By Latrishka Thomas
A few months ago, a convicted sex offender was sentenced to time served after the Eastern Caribbean Court of Appeal (ECSC) granted the appeal of the original sentence passed down by Justice Iain Morley in the High Court in 2018.
And the written ruling recently provided by the Court, held that one of the reasons for the decision is that “in the circumstances, the judge’s conduct improperly pressured [the accused] to plead guilty”.
A few years ago, the respondent (convicted sex offender) was charged with the offence of sexual intercourse with a female under 14 years of age.
He was unrepresented throughout most of the legal proceedings and at his arraignment before the High Court judge, he pleaded not guilty to the charge.
On his second appearance before the court, the judge determined of his own motion, without a request from the accused, that a Goodyear Indication (which is supposed to be requested by the defence when they wish to find out the likely maximum sentence should the defendant plead guilty) ought to be given.
The judge then asked the accused what he wanted to do in light of the indication given, and in response the man maintained that he was not guilty.
Nevertheless, the judge continued to engage him on the possibility of entering a guilty plea in light of the Goodyear Indication, at which time the accused queried whether he would be able to walk free if he entered a guilty plea.
The judge answered affirmatively, so the man admitted to the crime and the judge imposed a sentence of two years’ imprisonment, suspended for one year, which meant that he would not have to spend time behind bars unless he committed another offense within a year.
The Director of Public Prosecutions, Anthony Armstrong (the appellant) appealed against the sentence, arguing that: “(i) the learned judge did not have jurisdiction to impose a suspended sentence; and alternatively, (ii) the sentence imposed by the judge was manifestly lenient”.
He also raised issues as to the propriety of the judge’s Goodyear Indication the man’s guilty plea.
The Court of Appeal ruled in favour of the appellant, allowing the appeal to the extent that the sentence which was imposed by the learned judge is substituted to the seven days the convict spent on remand; time served.
The Court of Appeal judges held that in order for a plea to have been validly entered, “it must be unequivocal, voluntary, informed and devoid of undue pressure or inducements”, which was not the case in this matter since the judge engaged in negotiations with the respondent on his plea even after he indicated twice that he wished to plead not guilty.
Furthermore, “a judge should only give a Goodyear Indication where it has been sought by the defendant, or where the sentence or type of sentence would be the same whether the case proceeds on a guilty plea or , following a trial, results in a conviction”.
The justices also opined that “a statement that on a plea of guilty a judge would impose one sentence, but that on a conviction following a plea of not guilty a severer sentence would be imposed is one which should never be made”, since it amounts to undue pressure on the accused and deprives them of complete freedom of choice.
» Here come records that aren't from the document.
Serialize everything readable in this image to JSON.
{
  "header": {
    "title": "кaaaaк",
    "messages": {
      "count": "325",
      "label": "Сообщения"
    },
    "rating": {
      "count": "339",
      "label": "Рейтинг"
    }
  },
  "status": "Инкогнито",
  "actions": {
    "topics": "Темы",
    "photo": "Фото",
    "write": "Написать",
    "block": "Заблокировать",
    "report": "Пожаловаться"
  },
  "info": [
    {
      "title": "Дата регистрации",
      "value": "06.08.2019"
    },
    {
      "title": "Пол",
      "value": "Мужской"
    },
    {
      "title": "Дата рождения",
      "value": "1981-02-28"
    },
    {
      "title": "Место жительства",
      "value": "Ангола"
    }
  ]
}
Thus, “the sentence flowing from the Goodyear Indication and guilty plea, even if permissible by statute, could not, in any event, stand”.
Added to that, there is no local legislation that allows for the imposition of a suspended sentence.
The Court of Appeal concluded that the aforementioned factors proves that the case should have gone to trial.